Westminster is an underground station of the London Underground in the urban district of City of Westminster. It is located in the Travelcard Zone 1 under the Parliament Square. In the vicinity there are numerous attractions, including the Palace of Westminster, Westminster Abbey, St. Margaret 's Church, Whitehall, Downing Street and the London Eye. In 2011, 20.78 million passengers used the station.
The station consists of two different parts. A few meters below the surface are the platforms of the Circle Line and the District Line. At a depth of 32 meters there are the platforms of the Jubilee Line. Westminster is thus one of the deepest stations in the entire metro network.
On 24 December 1868, the Metropolitan District Railway (predecessor company of the District Line ) opened a station, the first Westminster Bridge was called. She was until May 30, 1870 terminus, as the extension to Mansion House went into operation. In 1907 the name was changed in Westminster. In the 1920s, on the Victoria Embankment was a new, designed by Charles Holden side entrance building.
The extension of the Jubilee Line in the Docklands and Stratford meant that the station under running operation had to be completely rebuilt. The new platforms were opened on 22 December 1999, since 20 November 1999, however, the trains navigated the section between Green Park and Waterloo.
While the new building is a large, 39 meter deep cavity was dug under the platforms of the Circle Line and the District Line to it down to install the escalators, lifts and stairs to the platforms on the Jubilee Line. It was the deepest shaft in the center of London, had ever been dug. One of the biggest problems that had to solve the engineers there, so around the upper platforms to build the new building that the ongoing operation of trains was not affected was. The tracks had to be reduced by 30 centimeters. This was done millimeter by millimeter in numerous steps during the short night breaks in operation. From the old, more than 130 -year-old station nothing remained.

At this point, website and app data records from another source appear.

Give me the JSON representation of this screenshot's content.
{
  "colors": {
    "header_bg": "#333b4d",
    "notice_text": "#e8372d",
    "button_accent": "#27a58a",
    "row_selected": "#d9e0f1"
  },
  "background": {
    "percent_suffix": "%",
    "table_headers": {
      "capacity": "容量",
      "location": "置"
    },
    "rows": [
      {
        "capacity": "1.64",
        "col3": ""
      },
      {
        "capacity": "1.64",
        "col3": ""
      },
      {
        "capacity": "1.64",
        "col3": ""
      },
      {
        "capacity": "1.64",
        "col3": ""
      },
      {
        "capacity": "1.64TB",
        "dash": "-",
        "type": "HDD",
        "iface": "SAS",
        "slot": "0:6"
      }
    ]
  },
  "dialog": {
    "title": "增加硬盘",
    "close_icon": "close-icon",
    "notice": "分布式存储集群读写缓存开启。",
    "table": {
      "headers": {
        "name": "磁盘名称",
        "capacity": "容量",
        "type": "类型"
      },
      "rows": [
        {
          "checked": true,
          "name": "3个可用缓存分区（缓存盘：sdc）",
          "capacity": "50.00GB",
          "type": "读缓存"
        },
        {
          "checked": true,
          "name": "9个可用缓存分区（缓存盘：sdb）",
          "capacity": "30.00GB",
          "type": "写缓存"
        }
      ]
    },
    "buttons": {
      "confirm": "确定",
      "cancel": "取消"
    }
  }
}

The architect Michael Hopkins won in 2001 with his design for this cavernous station complex the prestigious Stirling Prize, which is awarded annually by the Royal Institute of British Architects of the most outstanding buildings. The interior of the station is very strict; gigantic concrete columns intersect with escalators and intermediate floors made of stainless steel. This creates the feeling of being in a huge spaceship. The station complex also serves as the foundation of Portcullis House, where the offices of most MPs are.
As in the other opened in 1999 tunnel stations of the Jubilee Line extension are also the platforms at Westminster separated by a glass wall from the tracks. The attached at regular intervals in the wall platform doors open synchronously to the doors of the cars. In addition to improving the air circulation thereby also improve the safety of passengers is to be achieved. Because of the limited space, the platforms of the Jubilee Line are arranged one above the other.